**What you will do**
Below is a set of records, and all of them should be retyped exactly, minus the pictures.

(Source data begins)

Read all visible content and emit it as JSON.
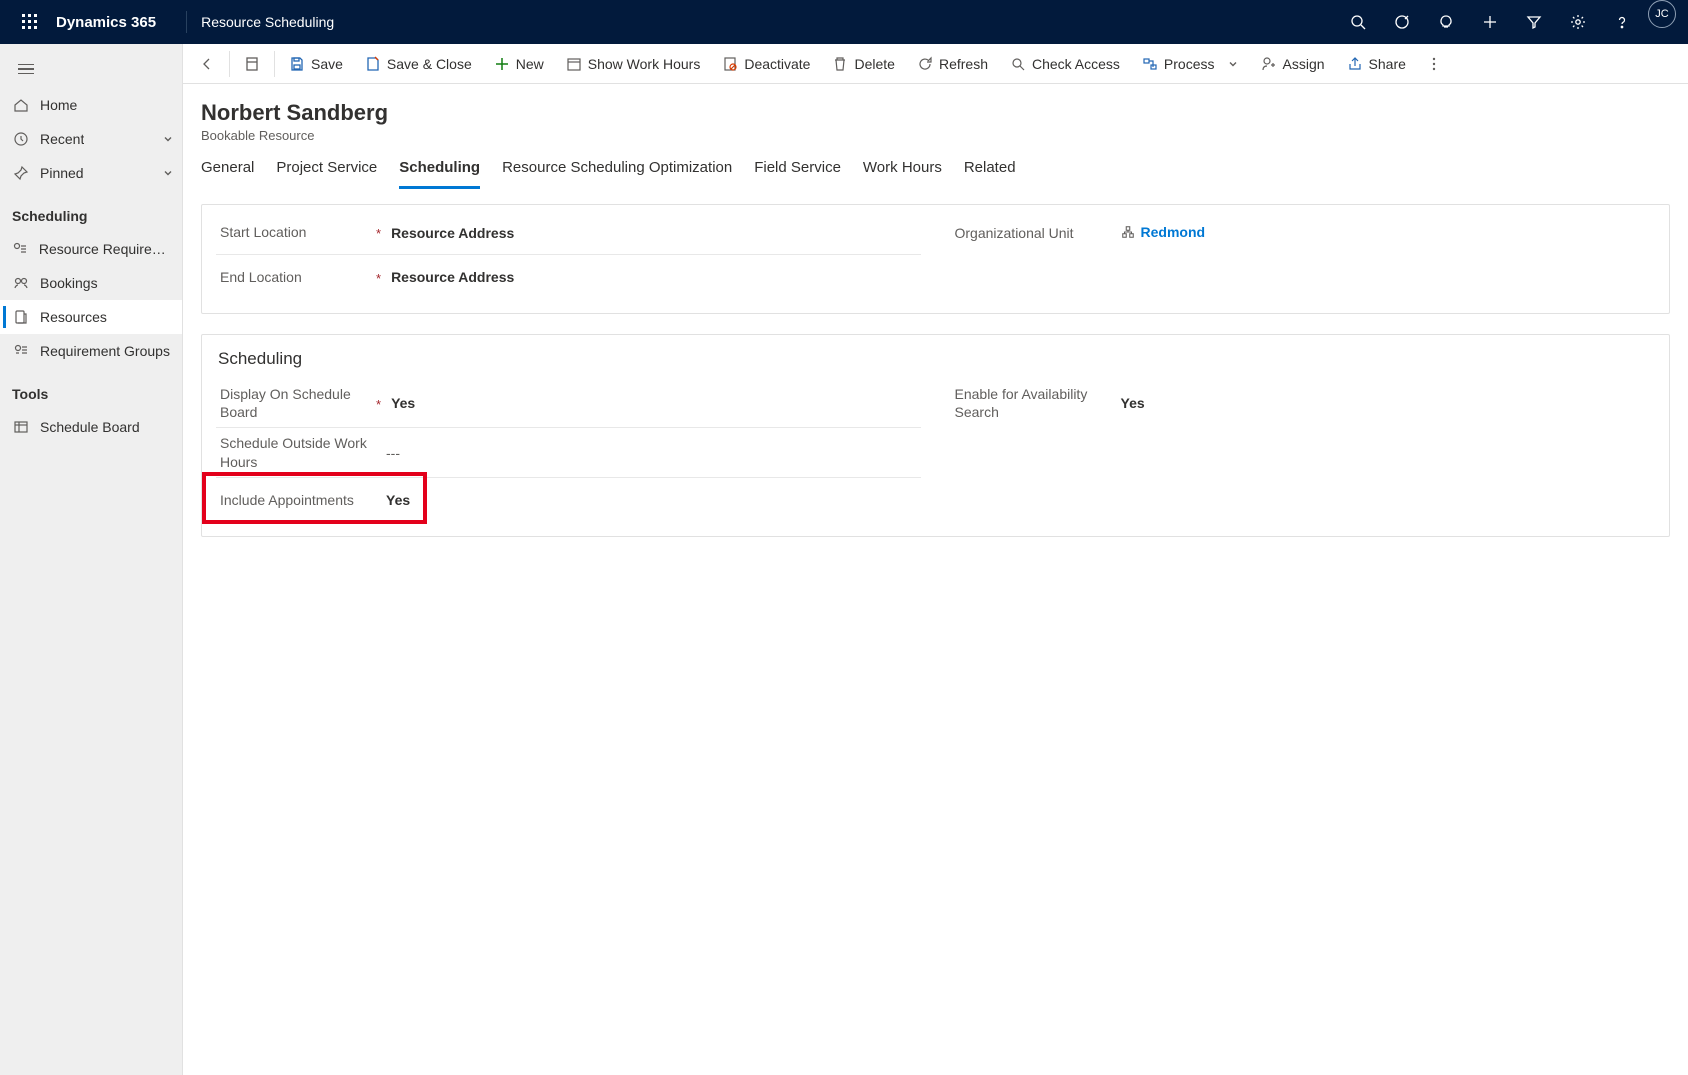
{
  "header": {
    "brand": "Dynamics 365",
    "area": "Resource Scheduling",
    "avatar_initials": "JC"
  },
  "sidebar": {
    "home": "Home",
    "recent": "Recent",
    "pinned": "Pinned",
    "group_scheduling": "Scheduling",
    "items": {
      "resource_requirements": "Resource Requireme...",
      "bookings": "Bookings",
      "resources": "Resources",
      "requirement_groups": "Requirement Groups"
    },
    "group_tools": "Tools",
    "schedule_board": "Schedule Board"
  },
  "cmd": {
    "save": "Save",
    "save_close": "Save & Close",
    "new": "New",
    "show_work_hours": "Show Work Hours",
    "deactivate": "Deactivate",
    "delete": "Delete",
    "refresh": "Refresh",
    "check_access": "Check Access",
    "process": "Process",
    "assign": "Assign",
    "share": "Share"
  },
  "record": {
    "title": "Norbert Sandberg",
    "subtitle": "Bookable Resource"
  },
  "tabs": {
    "general": "General",
    "project_service": "Project Service",
    "scheduling": "Scheduling",
    "rso": "Resource Scheduling Optimization",
    "field_service": "Field Service",
    "work_hours": "Work Hours",
    "related": "Related"
  },
  "form": {
    "start_location_label": "Start Location",
    "start_location_value": "Resource Address",
    "end_location_label": "End Location",
    "end_location_value": "Resource Address",
    "org_unit_label": "Organizational Unit",
    "org_unit_value": "Redmond",
    "section_scheduling": "Scheduling",
    "display_on_board_label": "Display On Schedule Board",
    "display_on_board_value": "Yes",
    "schedule_outside_label": "Schedule Outside Work Hours",
    "schedule_outside_value": "---",
    "include_appointments_label": "Include Appointments",
    "include_appointments_value": "Yes",
    "enable_avail_label": "Enable for Availability Search",
    "enable_avail_value": "Yes"
  }
}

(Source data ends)

**Exercise response**
Read all visible content and emit it as JSON.
{
  "header": {
    "brand": "Dynamics 365",
    "area": "Resource Scheduling",
    "avatar_initials": "JC"
  },
  "sidebar": {
    "home": "Home",
    "recent": "Recent",
    "pinned": "Pinned",
    "group_scheduling": "Scheduling",
    "items": {
      "resource_requirements": "Resource Requireme...",
      "bookings": "Bookings",
      "resources": "Resources",
      "requirement_groups": "Requirement Groups"
    },
    "group_tools": "Tools",
    "schedule_board": "Schedule Board"
  },
  "cmd": {
    "save": "Save",
    "save_close": "Save & Close",
    "new": "New",
    "show_work_hours": "Show Work Hours",
    "deactivate": "Deactivate",
    "delete": "Delete",
    "refresh": "Refresh",
    "check_access": "Check Access",
    "process": "Process",
    "assign": "Assign",
    "share": "Share"
  },
  "record": {
    "title": "Norbert Sandberg",
    "subtitle": "Bookable Resource"
  },
  "tabs": {
    "general": "General",
    "project_service": "Project Service",
    "scheduling": "Scheduling",
    "rso": "Resource Scheduling Optimization",
    "field_service": "Field Service",
    "work_hours": "Work Hours",
    "related": "Related"
  },
  "form": {
    "start_location_label": "Start Location",
    "start_location_value": "Resource Address",
    "end_location_label": "End Location",
    "end_location_value": "Resource Address",
    "org_unit_label": "Organizational Unit",
    "org_unit_value": "Redmond",
    "section_scheduling": "Scheduling",
    "display_on_board_label": "Display On Schedule Board",
    "display_on_board_value": "Yes",
    "schedule_outside_label": "Schedule Outside Work Hours",
    "schedule_outside_value": "---",
    "include_appointments_label": "Include Appointments",
    "include_appointments_value": "Yes",
    "enable_avail_label": "Enable for Availability Search",
    "enable_avail_value": "Yes"
  }
}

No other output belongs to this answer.